Mr. Smith focuses on Jeff Smith’s campaign in the 2004 Democratic primary for the House of Representatives seat being vacated by the retiring Dick Gephardt. When Smith, a 29-year old adjunct professor at a local university with no political experience and few (if any) political connections, decides to run, even his parents discourage him, in part to shield him from the disappointment of losing. Running in a crowded field of eight candidates, including Russ Carnahan, the son of Mel and Jean Carnahan (a former governor and Senator respectively), Jeff would seem to have little chance of winning. Others dismissed Smith’s chances because he looked too young or didn’t look the part of a political candidate, but Smith, whose progressive politics and youthful enthusiasm are utterly infectious, leaps into this improbable campaign, and Frank Popper’s film takes us on the journey of Smith’s campaign, capturing the energy of a political campaign that seems to be capturing lightning in a bottle.

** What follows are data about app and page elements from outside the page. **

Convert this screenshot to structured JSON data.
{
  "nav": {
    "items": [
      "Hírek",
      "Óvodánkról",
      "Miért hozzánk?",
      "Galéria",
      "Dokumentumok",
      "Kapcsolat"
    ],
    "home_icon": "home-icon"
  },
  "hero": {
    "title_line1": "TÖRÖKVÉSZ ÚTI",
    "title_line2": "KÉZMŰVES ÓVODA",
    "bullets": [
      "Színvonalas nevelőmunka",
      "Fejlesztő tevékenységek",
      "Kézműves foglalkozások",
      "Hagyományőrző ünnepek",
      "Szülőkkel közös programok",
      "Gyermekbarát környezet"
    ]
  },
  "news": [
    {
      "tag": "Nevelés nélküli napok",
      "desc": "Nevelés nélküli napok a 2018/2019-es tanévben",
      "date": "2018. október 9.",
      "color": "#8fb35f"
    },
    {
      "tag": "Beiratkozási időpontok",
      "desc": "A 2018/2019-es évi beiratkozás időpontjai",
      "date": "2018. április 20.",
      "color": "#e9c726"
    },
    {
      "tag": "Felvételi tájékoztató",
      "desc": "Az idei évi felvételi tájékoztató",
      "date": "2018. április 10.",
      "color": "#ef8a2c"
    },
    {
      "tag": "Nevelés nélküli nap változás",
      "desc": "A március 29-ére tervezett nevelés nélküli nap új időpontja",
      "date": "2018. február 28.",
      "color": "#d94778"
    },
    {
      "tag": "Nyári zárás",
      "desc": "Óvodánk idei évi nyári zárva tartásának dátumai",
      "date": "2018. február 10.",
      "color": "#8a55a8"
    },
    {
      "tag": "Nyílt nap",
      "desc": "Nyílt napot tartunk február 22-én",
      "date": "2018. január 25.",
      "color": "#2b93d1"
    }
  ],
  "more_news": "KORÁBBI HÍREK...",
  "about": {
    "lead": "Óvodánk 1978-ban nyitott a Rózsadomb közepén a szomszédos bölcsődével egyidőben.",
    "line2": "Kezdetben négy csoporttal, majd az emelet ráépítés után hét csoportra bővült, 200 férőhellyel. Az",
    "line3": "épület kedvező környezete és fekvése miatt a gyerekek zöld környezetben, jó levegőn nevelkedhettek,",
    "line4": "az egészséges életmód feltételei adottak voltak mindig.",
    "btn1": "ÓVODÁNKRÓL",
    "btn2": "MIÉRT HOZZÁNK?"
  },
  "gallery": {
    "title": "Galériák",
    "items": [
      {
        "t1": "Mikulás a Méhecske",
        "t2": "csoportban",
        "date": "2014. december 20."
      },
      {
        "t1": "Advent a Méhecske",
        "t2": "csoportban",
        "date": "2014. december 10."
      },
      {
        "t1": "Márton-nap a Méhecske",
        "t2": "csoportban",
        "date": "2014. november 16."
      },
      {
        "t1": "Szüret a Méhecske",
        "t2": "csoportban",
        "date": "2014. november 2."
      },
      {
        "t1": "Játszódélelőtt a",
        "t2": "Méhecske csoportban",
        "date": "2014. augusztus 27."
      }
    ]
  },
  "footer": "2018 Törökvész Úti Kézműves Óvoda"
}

When thinking about this film, it’s the energy of Smith and his campaign staffers that I’ll remember most. Riding the revitalized grassroots energy born out of the Howard Dean campaign, Jeff and his staff emphasize connecting personally with the voters of his district, going door-to-door to actually talk with the voters, and throughout the film we see Jeff with a cell phone on each ear, somehow managing to hold two conversations at once as he works to solicit campaign contributions or even a few more votes. In addition to going door-to-door, Smith’s capaign emphasized yard signs (giving his name further visibility) and informal coffees hosted by suporters to give him a chance to talk about his politics in a more conversational situation. Jeff’s strategies clearly work as polls show him going from being “an asterick,” getting around 2-3% of the vote, to being a major contender for the nomination.

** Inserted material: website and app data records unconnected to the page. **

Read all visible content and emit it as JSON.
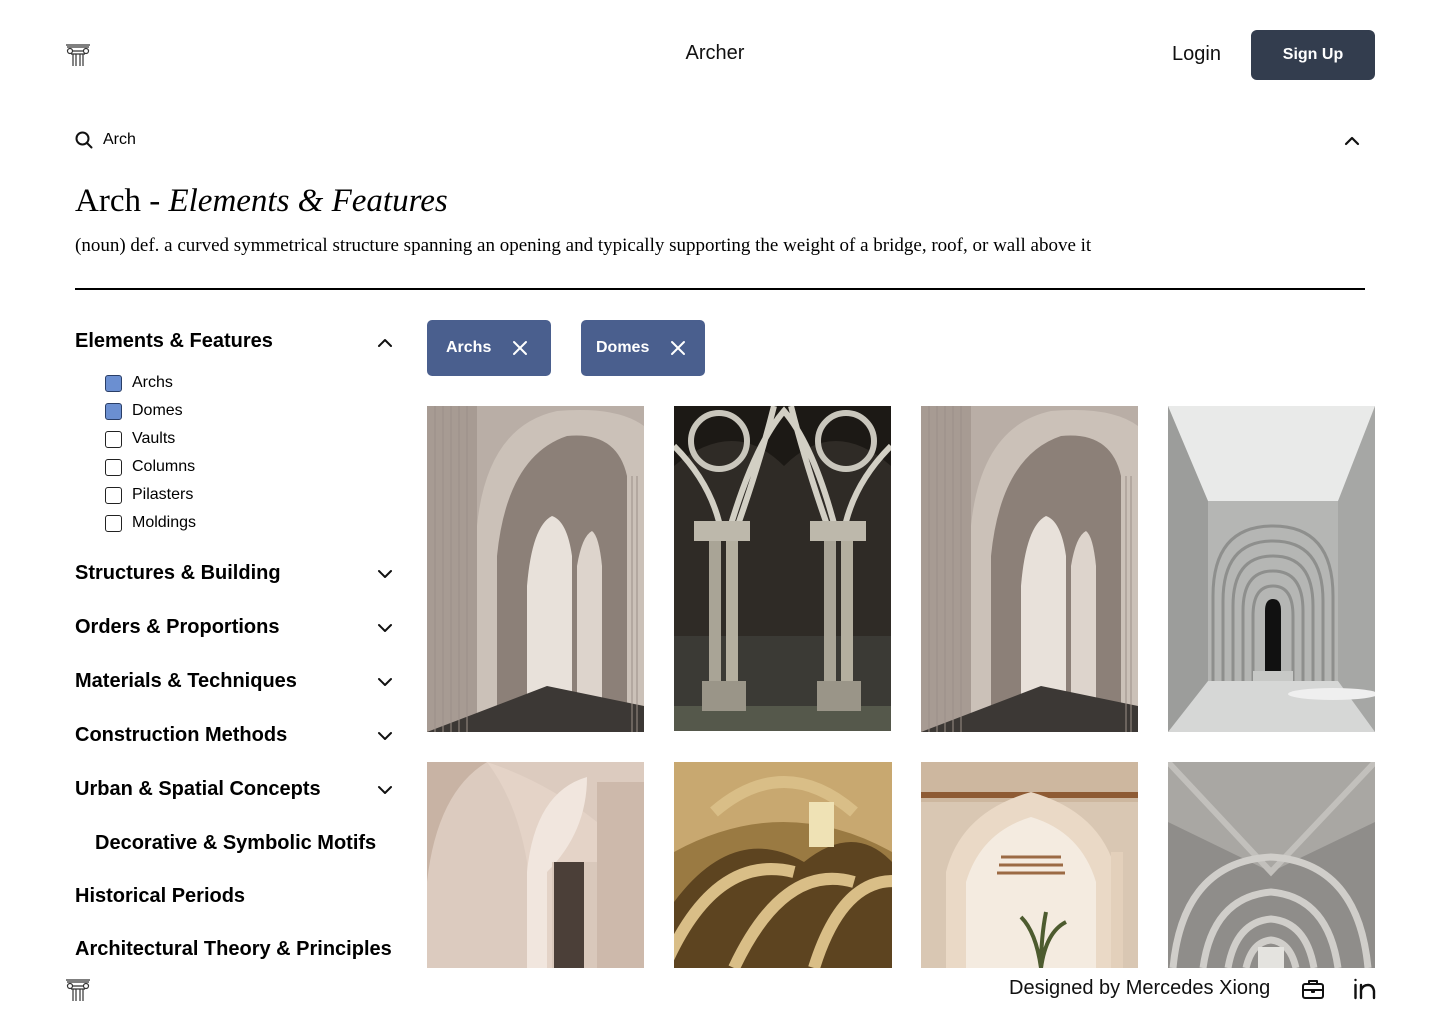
{
  "header": {
    "logo_icon": "ionic-column-capital-icon",
    "brand": "Archer",
    "login_label": "Login",
    "signup_label": "Sign Up"
  },
  "search": {
    "value": "Arch",
    "icon": "search-icon",
    "toggle_icon": "chevron-up-icon"
  },
  "term": {
    "word": "Arch",
    "separator": " - ",
    "category": "Elements & Features",
    "definition": "(noun) def. a curved symmetrical structure spanning an opening and typically supporting the weight of a bridge, roof, or wall above it"
  },
  "sidebar": {
    "expanded": {
      "label": "Elements & Features",
      "options": [
        {
          "label": "Archs",
          "checked": true
        },
        {
          "label": "Domes",
          "checked": true
        },
        {
          "label": "Vaults",
          "checked": false
        },
        {
          "label": "Columns",
          "checked": false
        },
        {
          "label": "Pilasters",
          "checked": false
        },
        {
          "label": "Moldings",
          "checked": false
        }
      ]
    },
    "collapsed": [
      {
        "label": "Structures & Building"
      },
      {
        "label": "Orders & Proportions"
      },
      {
        "label": "Materials & Techniques"
      },
      {
        "label": "Construction Methods"
      },
      {
        "label": "Urban & Spatial Concepts"
      }
    ],
    "plain": [
      {
        "label": "Decorative & Symbolic Motifs"
      },
      {
        "label": "Historical Periods"
      },
      {
        "label": "Architectural Theory & Principles"
      }
    ]
  },
  "filters": {
    "chips": [
      {
        "label": "Archs"
      },
      {
        "label": "Domes"
      }
    ],
    "chip_color": "#4a5f8e"
  },
  "gallery": [
    {
      "subject": "fluted-arch-corridor"
    },
    {
      "subject": "gothic-cloister-columns"
    },
    {
      "subject": "fluted-arch-corridor"
    },
    {
      "subject": "concentric-concrete-arch-portal"
    },
    {
      "subject": "plaster-arch-passage"
    },
    {
      "subject": "romanesque-vaulted-hall"
    },
    {
      "subject": "pointed-arch-whitewashed-hall"
    },
    {
      "subject": "concrete-cross-vault-colonnade"
    }
  ],
  "footer": {
    "credit": "Designed by Mercedes Xiong",
    "portfolio_icon": "briefcase-icon",
    "social_icon": "linkedin-icon"
  },
  "colors": {
    "primary_button": "#333d4e",
    "chip": "#4a5f8e",
    "checkbox_checked": "#6b8fd1"
  }
}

Of course, these strategies wouldn’t work if Smith didn’t have the support of a tireless campaign staff of volunteers subsisting for weeks on cold pizza and little sleep, and while Mr. Smith bears a strong resemblance to the behind-the-scenes campaign film, The War Room, it also offers a glimpse of a much more accessible campaign on a much smaller level, unlike the highly polished Clinton campaign led Carville and other Beltway professionals. These strategies also wouldn’t work if Jeff didn’t know how to connect with the voters, but Jeff proves to be an eloquent and thoughtful candidate, shining in the debates between the Democratic candidates, but also connecting on a personal level with individual voters, particularly in the African-American community which constitutes a major part of the district. And this is where Mr. Smith raises some important questions about our political process. Several voters seem to acknowledge to Jeff that they prefer his positions on the issues but worry that he won’t be able to beat the more powerful candidates. The major newspapers, including the most prominent African-American newspaper in the community, choose to line up behind Carnahan, laregly because they have an eye only on fielding what they believe will be the most likely candidate to win. As Skinner’s Democratic Underground review points out, “it was extremely frustrating to watch as almost all the jaded establishment types in our party and in the media threw their support behind the safe choice, rather than take a chance on the talented newcomer.”

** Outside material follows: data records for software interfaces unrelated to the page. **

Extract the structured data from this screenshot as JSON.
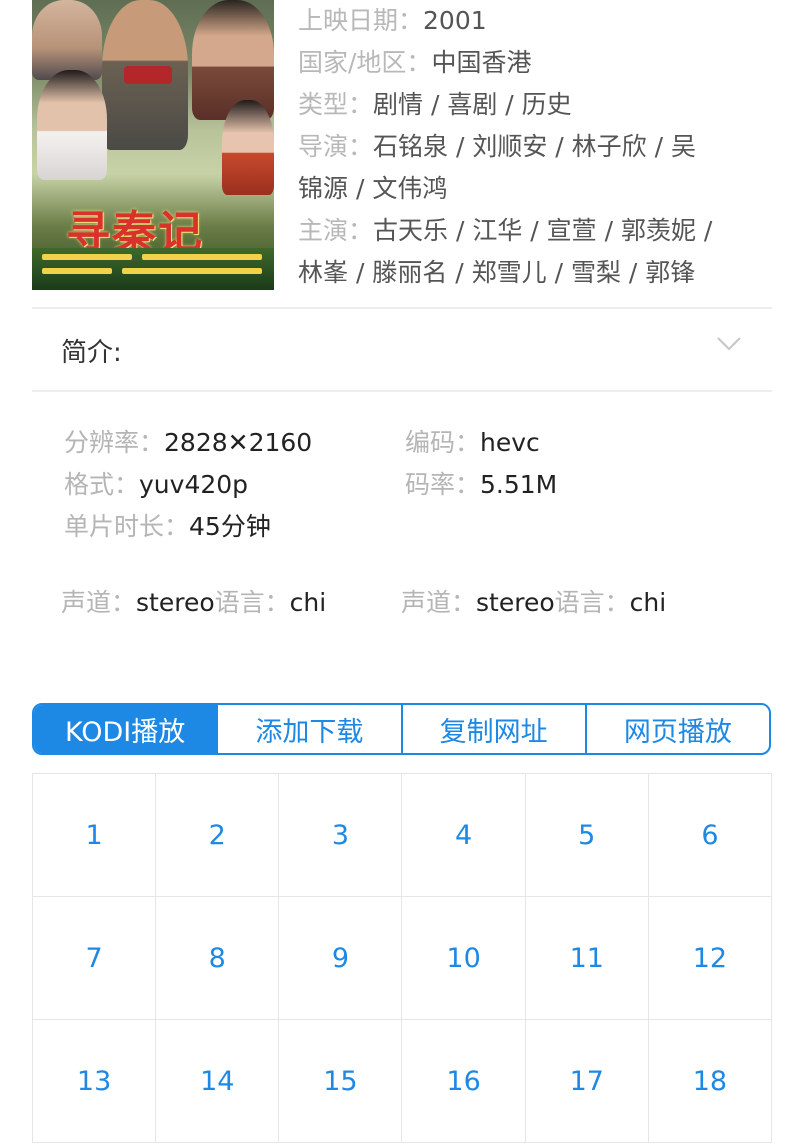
{
  "info": {
    "release_label": "上映日期：",
    "release_value": "2001",
    "region_label": "国家/地区：",
    "region_value": "中国香港",
    "genre_label": "类型：",
    "genre_value": "剧情 / 喜剧 / 历史",
    "director_label": "导演：",
    "director_value_line1": "石铭泉 / 刘顺安 / 林子欣 / 吴",
    "director_value_line2": "锦源 / 文伟鸿",
    "cast_label": "主演：",
    "cast_value_line1": "古天乐 / 江华 / 宣萱 / 郭羡妮 /",
    "cast_value_line2": "林峯 / 滕丽名 / 郑雪儿 / 雪梨 / 郭锋"
  },
  "poster": {
    "title_art": "寻秦记"
  },
  "intro": {
    "label": "简介:",
    "chevron_icon": "chevron-down-icon"
  },
  "media": {
    "resolution_label": "分辨率：",
    "resolution_value": "2828✕2160",
    "codec_label": "编码：",
    "codec_value": "hevc",
    "format_label": "格式：",
    "format_value": "yuv420p",
    "bitrate_label": "码率：",
    "bitrate_value": "5.51M",
    "duration_label": "单片时长：",
    "duration_value": "45分钟",
    "audio": [
      {
        "channel_label": "声道：",
        "channel_value": "stereo",
        "lang_label": "语言：",
        "lang_value": "chi"
      },
      {
        "channel_label": "声道：",
        "channel_value": "stereo",
        "lang_label": "语言：",
        "lang_value": "chi"
      }
    ]
  },
  "actions": {
    "kodi": "KODI播放",
    "download": "添加下载",
    "copy": "复制网址",
    "web": "网页播放",
    "accent": "#1e88e5"
  },
  "episodes": [
    "1",
    "2",
    "3",
    "4",
    "5",
    "6",
    "7",
    "8",
    "9",
    "10",
    "11",
    "12",
    "13",
    "14",
    "15",
    "16",
    "17",
    "18"
  ]
}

Possible spolier: As many readers will know, Carnahan won the primary by the narrowest of margins (Jeff Smith has now set his sights on getting elected to the Missouri state senate), and yet, as Skinner notes, it’s hard not to walk away from Mr. Smith without feeling at least a little hopeful. While candidates like Smith face major obstacles, his campaign clearly electrified members of his district, and even though he received few endorsements from local newspapers, his grassroots techniques captured the imagination of many members of the local media. At the same time, the film depicts many of the problems with a system that strongly favors powerful insider candidates. As I mentioned in my original review, I don’t think Mr. Smith offers any easy answers to the question implied in its title, and I think that’s what makes Popper’s film such a vital, important document for conversations about our political process.